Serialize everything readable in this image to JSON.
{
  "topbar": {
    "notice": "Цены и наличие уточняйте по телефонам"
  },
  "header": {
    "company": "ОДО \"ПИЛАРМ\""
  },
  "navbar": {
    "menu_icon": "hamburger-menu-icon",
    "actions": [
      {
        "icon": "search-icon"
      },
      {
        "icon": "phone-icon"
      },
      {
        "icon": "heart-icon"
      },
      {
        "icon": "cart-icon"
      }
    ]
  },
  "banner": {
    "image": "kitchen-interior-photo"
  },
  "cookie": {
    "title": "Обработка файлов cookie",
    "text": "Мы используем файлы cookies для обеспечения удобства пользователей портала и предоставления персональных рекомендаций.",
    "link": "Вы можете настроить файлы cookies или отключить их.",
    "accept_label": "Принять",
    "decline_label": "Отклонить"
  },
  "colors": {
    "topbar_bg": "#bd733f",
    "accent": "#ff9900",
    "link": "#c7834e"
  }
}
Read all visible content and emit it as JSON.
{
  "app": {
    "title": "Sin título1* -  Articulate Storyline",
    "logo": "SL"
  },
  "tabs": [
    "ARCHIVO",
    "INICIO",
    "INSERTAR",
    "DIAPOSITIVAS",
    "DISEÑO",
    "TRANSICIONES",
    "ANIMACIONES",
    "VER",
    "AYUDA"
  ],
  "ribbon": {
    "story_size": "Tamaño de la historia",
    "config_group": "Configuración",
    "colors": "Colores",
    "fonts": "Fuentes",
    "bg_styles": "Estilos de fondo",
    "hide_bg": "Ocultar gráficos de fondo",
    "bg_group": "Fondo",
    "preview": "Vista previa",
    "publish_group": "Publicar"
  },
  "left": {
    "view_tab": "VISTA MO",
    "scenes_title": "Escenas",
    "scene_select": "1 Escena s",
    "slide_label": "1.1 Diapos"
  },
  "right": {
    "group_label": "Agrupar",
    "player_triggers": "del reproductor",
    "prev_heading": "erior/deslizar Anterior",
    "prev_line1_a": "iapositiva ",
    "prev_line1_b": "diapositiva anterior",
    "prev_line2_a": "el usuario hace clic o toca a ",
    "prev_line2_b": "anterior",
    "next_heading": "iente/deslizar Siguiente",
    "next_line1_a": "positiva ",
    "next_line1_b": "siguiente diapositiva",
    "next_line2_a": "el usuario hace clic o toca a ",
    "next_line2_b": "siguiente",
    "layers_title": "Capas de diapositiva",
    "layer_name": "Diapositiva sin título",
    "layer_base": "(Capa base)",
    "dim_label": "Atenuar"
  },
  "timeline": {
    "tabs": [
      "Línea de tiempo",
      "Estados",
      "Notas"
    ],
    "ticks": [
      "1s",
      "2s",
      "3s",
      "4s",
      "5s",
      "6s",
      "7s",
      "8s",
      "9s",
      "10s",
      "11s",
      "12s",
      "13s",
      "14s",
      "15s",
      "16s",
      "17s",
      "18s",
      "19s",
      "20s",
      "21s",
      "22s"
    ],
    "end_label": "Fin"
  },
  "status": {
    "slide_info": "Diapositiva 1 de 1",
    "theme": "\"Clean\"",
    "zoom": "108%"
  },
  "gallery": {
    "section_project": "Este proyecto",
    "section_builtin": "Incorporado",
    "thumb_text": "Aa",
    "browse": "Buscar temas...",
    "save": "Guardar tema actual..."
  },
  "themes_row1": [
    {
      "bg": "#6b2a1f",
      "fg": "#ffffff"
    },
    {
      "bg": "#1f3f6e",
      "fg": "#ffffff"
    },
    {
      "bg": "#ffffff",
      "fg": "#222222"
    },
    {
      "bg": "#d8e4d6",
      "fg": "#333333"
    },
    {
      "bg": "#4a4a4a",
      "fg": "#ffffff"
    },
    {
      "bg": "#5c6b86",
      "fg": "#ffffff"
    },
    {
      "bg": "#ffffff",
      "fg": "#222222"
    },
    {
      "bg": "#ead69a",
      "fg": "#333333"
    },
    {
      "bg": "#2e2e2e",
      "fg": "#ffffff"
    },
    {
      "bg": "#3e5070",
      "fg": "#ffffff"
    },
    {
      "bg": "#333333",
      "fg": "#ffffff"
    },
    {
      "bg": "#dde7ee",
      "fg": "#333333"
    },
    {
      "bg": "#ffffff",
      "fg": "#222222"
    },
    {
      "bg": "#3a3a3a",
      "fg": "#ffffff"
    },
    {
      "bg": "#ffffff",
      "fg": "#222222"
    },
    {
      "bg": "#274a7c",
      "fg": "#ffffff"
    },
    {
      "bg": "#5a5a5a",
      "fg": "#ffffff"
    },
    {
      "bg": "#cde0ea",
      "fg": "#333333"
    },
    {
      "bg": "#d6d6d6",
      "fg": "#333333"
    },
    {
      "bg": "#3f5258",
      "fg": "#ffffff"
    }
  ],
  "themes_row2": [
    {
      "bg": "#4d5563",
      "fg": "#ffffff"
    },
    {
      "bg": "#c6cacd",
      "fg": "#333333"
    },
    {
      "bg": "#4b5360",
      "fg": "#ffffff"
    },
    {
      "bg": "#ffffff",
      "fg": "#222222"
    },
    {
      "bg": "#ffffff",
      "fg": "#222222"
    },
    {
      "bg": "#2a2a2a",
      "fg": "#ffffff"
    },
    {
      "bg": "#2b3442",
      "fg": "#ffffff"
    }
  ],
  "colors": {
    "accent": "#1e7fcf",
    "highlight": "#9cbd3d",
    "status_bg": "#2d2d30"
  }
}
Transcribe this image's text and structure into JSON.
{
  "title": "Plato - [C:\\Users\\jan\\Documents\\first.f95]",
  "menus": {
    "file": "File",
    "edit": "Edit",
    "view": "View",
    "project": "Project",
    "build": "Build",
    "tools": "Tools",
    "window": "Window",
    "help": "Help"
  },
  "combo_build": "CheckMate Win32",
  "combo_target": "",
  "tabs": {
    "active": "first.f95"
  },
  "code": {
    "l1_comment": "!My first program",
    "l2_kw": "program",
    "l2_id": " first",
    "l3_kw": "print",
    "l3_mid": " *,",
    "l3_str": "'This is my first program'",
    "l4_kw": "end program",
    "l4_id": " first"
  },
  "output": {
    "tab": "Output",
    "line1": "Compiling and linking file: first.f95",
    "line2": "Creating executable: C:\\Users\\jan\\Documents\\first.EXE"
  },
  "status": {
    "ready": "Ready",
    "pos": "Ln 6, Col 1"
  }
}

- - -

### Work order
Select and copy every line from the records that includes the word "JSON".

### Exercise solution
Serialize everything readable in this image to JSON.
Read all visible content and emit it as JSON.
Transcribe this image's text and structure into JSON.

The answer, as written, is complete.